Saturday, May 3, 2008

Averages and Actuals - Groups and Individuals

Periodically news comes out that [group X] scores lower than [group Y] on the [test of Z]. The groups and tests differ depending on who is doing the testing and where it is done. In a way it is like ethnic jokes. The group that scores higher is usually a dominant group at the time and place where the study is done. The group that scores lower is generally of some concern to the dominant group. Sometimes the work stems from real societal concern. For example: [women] score lower than [men] in [math tests]. If you are interested in math education, or sex linked traits this is a legitimate concern.

I see references to these studies in the news. Usually if follows a common news pattern:

• It is inflammatory. Everyone in the group that scores lower is bound to be insulted. The reporter can create an objective report filled with outrage on all sides "You are calling all of us stupid!" and "You are misrepresenting the work!".
• The headline and the perhaps the lead paragraph are terrible simplifications of the work and are easy to misinterpret.
• Further study and clarification show flaws in the original work or provide evidence that something unexpected is at work. These clarifications do not get the same attention as the initial headlines.
• The news is irrelevant to anyone but specialists in the field.

This particular news pattern is also present in most national crime stories (missing child, grisly murder...) and lawsuits (man sues for a gazilion dollars upon death of tropical fish).

The part that interests me today is the irrelevance of the information. To see this, let me invent a story and pretend it is true. "Women score significantly lower than men in spatial reasoning tests. Scores on spatial reasoning tests are among the best indicators of success in engineering graphics." Let me also posit that I am a manager in an engineering graphics firm that is looking for new employees. How does this information help me?

Almost any test taken by a large population shows a wide variance in skill. In most cases the results form what is called a normal distribution, the familiar bell shaped curve. This expresses the fact that there is an average level of skill and that most people's scores cluster to some degree around that average. The ends of the bell curve show that there are a some people who do extremely well (or extremely poorly) on the test.

When we hear that [group X] scores lower than [group Y] on the [test of Z], what that really means is that when we compare the curves for the two groups, the average score is lower in one group than the other. Even with a perfect test, depending on how many people take the test and who they are, we can expect some differences. Statisticians have been studying this for a few centuries and they have developed measures for how likely it is that the the differences between the averages of the test scores is just an accident of who happened to take the test or whether there may be some real underlying phenomena. Usually news that [group X] scores lower than [group Y] on the [test of Z] involves differences larger than we would expect by chance, but sometimes not by much. In our case, let's assume that women, on average, score WAY below men and that chance is extremely unlikely to be the cause of the difference.

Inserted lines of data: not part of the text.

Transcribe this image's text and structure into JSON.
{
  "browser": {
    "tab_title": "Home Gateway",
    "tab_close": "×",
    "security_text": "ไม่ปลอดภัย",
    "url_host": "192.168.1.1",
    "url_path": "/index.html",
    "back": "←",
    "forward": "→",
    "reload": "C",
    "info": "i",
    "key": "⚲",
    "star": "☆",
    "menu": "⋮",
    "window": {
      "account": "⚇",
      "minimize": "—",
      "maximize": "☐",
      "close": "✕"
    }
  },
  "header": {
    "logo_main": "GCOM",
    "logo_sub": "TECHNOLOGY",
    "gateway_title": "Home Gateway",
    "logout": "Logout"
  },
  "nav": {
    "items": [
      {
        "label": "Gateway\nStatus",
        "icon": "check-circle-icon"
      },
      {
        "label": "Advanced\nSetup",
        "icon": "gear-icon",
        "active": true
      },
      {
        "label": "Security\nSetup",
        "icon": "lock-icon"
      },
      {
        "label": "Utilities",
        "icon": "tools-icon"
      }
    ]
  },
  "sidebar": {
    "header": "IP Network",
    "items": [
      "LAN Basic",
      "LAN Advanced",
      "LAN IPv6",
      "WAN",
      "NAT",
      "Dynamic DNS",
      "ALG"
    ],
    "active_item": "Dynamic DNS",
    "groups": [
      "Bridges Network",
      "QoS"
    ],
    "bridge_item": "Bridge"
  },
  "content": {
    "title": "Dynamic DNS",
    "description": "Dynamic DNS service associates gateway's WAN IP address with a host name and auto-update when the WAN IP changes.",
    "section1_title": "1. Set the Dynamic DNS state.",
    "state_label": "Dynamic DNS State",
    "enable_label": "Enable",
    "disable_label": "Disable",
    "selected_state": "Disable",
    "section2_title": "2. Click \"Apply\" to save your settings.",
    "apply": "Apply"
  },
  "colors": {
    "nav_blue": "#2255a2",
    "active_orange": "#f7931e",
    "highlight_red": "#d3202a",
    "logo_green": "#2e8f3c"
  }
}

As the hiring manager, I do not hire an average man or an average woman. I hire a specific man or a specific woman. When I am interviewing a particular person, I may be faced with a man who scores much lower than the women's average or I may be faced with a woman who scores much higher than the men's average. Here is another way to put it. Women, on average, may score lower than men. But given any particular man, regardless of how well he scores on the test, I can almost certainly find a particular woman who scores even higher.

It is hard to imagine someone more concerned with the results of testing than our hiring manager, but it turns out that our study of the difference between men and women is completely irrelevant. What matters is the particular man or woman across the desk.

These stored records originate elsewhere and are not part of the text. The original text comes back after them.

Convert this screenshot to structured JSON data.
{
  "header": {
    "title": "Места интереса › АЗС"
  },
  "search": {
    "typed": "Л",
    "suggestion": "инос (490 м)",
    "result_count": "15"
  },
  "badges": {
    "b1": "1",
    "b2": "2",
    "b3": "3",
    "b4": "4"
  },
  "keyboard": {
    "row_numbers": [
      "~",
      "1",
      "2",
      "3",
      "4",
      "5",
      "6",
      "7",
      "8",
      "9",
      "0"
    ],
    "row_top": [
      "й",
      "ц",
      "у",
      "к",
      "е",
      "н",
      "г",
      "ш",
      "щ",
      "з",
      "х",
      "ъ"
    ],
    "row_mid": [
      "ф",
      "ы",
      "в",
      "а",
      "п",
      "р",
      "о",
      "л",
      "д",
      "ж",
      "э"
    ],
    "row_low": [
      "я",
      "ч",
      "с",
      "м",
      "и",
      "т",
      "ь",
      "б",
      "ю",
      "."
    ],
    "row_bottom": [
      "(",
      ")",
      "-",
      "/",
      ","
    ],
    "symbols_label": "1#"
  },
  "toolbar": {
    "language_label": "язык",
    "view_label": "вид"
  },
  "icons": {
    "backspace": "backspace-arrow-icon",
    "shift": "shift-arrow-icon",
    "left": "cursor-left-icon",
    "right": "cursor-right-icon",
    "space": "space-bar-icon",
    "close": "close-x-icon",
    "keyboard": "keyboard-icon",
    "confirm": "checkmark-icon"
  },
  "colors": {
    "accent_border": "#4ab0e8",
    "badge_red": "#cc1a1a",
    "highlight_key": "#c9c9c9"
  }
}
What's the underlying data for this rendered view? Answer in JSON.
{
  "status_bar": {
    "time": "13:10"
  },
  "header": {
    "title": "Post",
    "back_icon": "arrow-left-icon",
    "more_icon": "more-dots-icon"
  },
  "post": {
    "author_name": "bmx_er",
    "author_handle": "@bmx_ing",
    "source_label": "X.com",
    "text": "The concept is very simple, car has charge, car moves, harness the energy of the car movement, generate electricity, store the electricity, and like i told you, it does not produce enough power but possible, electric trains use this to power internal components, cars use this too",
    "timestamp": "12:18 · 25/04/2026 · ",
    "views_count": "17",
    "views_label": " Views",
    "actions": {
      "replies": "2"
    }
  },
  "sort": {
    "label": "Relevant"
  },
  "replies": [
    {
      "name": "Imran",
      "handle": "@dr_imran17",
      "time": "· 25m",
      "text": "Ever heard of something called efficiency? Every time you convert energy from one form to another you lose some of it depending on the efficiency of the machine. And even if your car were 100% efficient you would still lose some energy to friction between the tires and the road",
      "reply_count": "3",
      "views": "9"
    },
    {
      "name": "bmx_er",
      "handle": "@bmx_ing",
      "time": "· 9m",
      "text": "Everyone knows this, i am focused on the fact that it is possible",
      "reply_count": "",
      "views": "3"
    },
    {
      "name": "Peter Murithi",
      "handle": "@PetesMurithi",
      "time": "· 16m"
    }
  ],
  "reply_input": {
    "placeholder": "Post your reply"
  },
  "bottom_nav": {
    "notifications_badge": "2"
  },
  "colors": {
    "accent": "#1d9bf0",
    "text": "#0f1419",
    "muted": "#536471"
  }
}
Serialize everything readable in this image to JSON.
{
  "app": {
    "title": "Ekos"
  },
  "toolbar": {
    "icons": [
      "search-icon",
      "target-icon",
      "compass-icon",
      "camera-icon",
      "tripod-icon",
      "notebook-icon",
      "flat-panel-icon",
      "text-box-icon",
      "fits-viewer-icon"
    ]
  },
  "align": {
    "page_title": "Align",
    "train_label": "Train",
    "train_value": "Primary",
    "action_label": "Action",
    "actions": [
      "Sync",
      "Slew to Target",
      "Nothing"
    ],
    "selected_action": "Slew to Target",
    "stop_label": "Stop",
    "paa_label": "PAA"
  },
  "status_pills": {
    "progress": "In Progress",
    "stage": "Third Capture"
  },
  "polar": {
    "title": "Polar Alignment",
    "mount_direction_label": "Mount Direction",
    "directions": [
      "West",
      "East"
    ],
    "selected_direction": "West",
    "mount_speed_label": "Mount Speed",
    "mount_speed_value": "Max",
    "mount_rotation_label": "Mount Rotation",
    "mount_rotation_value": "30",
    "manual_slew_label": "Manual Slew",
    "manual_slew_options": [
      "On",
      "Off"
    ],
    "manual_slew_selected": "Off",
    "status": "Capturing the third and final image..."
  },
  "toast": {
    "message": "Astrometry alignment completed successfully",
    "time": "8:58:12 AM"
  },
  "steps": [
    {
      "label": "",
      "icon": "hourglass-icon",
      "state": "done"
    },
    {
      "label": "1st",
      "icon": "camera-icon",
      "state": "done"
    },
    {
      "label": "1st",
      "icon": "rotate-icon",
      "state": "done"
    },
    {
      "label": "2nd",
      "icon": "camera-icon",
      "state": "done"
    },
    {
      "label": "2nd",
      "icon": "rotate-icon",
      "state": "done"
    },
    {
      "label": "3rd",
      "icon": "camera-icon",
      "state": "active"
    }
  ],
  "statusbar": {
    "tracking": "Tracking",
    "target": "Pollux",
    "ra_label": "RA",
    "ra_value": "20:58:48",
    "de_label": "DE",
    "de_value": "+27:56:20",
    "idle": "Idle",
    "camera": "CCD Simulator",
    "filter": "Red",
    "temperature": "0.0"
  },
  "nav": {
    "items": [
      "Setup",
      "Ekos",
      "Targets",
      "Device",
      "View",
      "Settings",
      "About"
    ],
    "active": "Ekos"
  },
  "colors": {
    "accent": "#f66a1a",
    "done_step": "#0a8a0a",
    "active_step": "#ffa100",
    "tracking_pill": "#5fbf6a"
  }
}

seppie said...

The interesting thing about CSAP is that it is used to track both individual performance and group performance on given tasks. CSAP scores follow kids through their school careers, and schools are judged by how well the kids do on the tests as a group. Much as people complain about it, it's actually a better test than the norm-referenced, fill-in-the-bubble tests that we took as schoolchildren. But there I'm not convinced that there is such a thing as a good or useful standardized test.

Masasa said...

But what about the relevancy to those you referenced in the first part of your post, those interested in math education, or sex linked traits?

Silver Gerety said...

This is great.

I had this exact conversation about the bell curve phenomenon with a friend a couple of months ago. The problems arise when we start using general trends to justify policies that effect individuals who may or may not represent the trend. It happens all the time.

It's like that old saying... lies, damn lies, and statistics.

Masasa said...

Upon logging onto the internet a little bit ago, I saw an illustration of this type of generalized thinking.

It was a photo of a "rich looking" man with a "plain" looking woman, and a link to an article with some title like: "Clash of Class: Can couples survive the economic divide?"

Masasa said...

...didn't quite finish my thought.

By which I mean, if you were in a relationship with someone from a different socio-economic background, wouldn't the real question be "can *we* survive the economic divide?"

But then again, maybe if I was in such a relationship, I'd read it out of curiosity anyway just to see how much my experiences mesh with the average/typical experiences. That seems like a pretty natural human response, to want to put ourselves in relationship to the whole.